**DIRECTIONS FOR THIS TASK:**
Copy every line of the records below that holds the word "content".

::::::::::

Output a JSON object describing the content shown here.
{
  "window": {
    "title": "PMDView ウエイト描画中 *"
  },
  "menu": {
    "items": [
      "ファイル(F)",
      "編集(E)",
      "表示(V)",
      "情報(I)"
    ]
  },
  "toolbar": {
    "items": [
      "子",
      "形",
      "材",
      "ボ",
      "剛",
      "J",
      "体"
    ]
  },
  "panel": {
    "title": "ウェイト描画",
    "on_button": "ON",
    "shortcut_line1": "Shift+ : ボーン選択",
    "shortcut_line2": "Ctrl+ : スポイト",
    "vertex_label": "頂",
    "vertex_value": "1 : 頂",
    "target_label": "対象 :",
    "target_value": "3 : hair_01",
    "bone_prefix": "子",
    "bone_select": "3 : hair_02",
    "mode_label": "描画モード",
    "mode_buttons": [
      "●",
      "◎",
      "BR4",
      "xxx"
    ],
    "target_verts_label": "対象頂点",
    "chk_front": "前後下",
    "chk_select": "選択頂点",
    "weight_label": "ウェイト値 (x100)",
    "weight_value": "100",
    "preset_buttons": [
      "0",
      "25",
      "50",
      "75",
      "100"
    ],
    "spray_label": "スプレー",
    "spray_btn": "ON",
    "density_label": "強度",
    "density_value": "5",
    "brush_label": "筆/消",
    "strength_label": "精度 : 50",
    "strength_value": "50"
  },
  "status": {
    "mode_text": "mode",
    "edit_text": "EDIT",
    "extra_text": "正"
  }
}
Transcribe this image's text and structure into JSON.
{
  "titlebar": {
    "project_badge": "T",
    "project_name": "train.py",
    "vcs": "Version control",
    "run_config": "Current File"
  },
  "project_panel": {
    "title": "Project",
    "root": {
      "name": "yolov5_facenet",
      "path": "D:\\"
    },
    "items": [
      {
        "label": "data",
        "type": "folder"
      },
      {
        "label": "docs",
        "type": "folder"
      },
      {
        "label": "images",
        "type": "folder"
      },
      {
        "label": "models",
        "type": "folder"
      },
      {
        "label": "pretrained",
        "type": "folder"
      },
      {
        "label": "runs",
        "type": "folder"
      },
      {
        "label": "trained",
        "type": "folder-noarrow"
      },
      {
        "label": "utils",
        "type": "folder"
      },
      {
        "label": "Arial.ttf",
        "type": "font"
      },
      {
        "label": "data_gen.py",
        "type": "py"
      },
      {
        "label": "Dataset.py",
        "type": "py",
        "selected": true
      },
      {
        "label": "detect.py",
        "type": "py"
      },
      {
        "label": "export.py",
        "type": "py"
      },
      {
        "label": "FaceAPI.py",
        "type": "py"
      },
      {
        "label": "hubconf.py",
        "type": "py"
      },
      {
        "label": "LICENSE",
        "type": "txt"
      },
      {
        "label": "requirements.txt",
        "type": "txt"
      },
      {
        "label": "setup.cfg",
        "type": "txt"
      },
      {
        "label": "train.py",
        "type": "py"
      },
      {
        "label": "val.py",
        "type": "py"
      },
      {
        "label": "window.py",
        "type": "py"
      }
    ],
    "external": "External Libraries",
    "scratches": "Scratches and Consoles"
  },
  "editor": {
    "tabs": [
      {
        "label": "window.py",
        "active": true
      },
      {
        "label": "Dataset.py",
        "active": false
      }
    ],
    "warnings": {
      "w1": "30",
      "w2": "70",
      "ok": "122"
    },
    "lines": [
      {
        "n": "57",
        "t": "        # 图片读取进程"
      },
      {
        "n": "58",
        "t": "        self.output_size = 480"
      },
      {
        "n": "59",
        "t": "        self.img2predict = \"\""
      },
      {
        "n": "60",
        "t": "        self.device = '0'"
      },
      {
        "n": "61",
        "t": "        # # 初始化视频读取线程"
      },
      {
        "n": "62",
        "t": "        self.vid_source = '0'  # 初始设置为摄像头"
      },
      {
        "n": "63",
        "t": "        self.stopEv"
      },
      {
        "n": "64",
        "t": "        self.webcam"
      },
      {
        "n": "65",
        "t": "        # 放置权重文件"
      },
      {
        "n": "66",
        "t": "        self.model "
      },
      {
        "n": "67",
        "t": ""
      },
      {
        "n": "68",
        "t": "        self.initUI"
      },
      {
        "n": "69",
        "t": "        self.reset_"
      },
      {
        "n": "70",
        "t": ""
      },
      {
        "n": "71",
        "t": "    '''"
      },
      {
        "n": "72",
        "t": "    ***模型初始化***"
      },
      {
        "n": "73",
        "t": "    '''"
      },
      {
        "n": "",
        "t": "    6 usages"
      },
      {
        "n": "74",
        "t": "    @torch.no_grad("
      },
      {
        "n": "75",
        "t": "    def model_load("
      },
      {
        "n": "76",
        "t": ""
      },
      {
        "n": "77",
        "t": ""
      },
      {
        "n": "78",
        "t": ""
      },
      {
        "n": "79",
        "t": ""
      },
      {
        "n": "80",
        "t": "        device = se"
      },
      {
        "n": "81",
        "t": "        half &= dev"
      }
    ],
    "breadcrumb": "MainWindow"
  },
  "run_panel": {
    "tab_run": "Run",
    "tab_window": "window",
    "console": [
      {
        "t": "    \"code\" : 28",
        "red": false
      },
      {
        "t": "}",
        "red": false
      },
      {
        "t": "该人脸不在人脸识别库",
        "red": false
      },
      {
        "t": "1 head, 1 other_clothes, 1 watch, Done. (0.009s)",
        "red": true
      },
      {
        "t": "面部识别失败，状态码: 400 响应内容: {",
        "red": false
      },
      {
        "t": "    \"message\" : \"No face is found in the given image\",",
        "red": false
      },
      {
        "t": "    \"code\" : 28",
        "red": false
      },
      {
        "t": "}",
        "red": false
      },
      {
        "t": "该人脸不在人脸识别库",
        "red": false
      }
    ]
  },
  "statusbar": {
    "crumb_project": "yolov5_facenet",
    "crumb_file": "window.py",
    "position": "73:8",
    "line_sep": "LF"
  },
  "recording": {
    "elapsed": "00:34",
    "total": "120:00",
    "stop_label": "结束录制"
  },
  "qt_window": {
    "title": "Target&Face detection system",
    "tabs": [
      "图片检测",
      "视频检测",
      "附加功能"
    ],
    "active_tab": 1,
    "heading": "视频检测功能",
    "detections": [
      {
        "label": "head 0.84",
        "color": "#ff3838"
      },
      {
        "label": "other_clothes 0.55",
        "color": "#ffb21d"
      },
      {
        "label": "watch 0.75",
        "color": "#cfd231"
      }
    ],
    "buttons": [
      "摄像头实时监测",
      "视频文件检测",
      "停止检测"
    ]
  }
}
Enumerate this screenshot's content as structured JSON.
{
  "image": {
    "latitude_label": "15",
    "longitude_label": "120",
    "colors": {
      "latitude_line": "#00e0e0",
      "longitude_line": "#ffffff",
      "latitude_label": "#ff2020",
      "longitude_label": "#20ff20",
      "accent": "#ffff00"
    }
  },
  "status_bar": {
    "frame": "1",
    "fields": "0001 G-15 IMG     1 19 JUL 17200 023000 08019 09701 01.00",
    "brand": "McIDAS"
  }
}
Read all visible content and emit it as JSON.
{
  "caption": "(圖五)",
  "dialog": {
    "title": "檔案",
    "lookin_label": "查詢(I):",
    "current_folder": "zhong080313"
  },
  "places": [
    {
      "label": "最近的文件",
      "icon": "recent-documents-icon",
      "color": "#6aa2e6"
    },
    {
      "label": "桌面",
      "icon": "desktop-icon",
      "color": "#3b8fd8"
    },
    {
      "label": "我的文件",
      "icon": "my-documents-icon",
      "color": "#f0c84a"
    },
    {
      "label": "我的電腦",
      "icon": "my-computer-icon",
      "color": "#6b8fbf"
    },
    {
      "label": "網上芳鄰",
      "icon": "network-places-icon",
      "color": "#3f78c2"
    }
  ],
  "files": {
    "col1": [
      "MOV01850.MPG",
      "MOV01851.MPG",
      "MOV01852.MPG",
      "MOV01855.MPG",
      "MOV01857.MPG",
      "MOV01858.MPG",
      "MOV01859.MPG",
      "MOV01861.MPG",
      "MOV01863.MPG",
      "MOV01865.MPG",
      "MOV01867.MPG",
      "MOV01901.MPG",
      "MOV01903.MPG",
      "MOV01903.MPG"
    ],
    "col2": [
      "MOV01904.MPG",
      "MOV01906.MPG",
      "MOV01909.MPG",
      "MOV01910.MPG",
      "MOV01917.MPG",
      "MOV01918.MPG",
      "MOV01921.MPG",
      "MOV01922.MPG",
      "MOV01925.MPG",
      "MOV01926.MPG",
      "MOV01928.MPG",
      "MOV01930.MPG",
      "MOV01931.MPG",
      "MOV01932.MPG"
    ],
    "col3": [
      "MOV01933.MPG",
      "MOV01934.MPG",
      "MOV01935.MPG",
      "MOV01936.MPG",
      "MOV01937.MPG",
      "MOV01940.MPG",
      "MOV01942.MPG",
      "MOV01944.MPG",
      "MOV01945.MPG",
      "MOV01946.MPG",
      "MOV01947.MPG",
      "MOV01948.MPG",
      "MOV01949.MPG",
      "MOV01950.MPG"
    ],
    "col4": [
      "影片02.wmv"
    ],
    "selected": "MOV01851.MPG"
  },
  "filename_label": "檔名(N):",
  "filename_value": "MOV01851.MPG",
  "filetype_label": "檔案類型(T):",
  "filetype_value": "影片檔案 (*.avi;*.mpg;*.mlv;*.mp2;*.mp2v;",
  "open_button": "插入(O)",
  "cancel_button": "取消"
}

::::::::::

**RESPONSE TO THIS EXERCISE:**
Output a JSON object describing the content shown here.
Enumerate this screenshot's content as structured JSON.
Read all visible content and emit it as JSON.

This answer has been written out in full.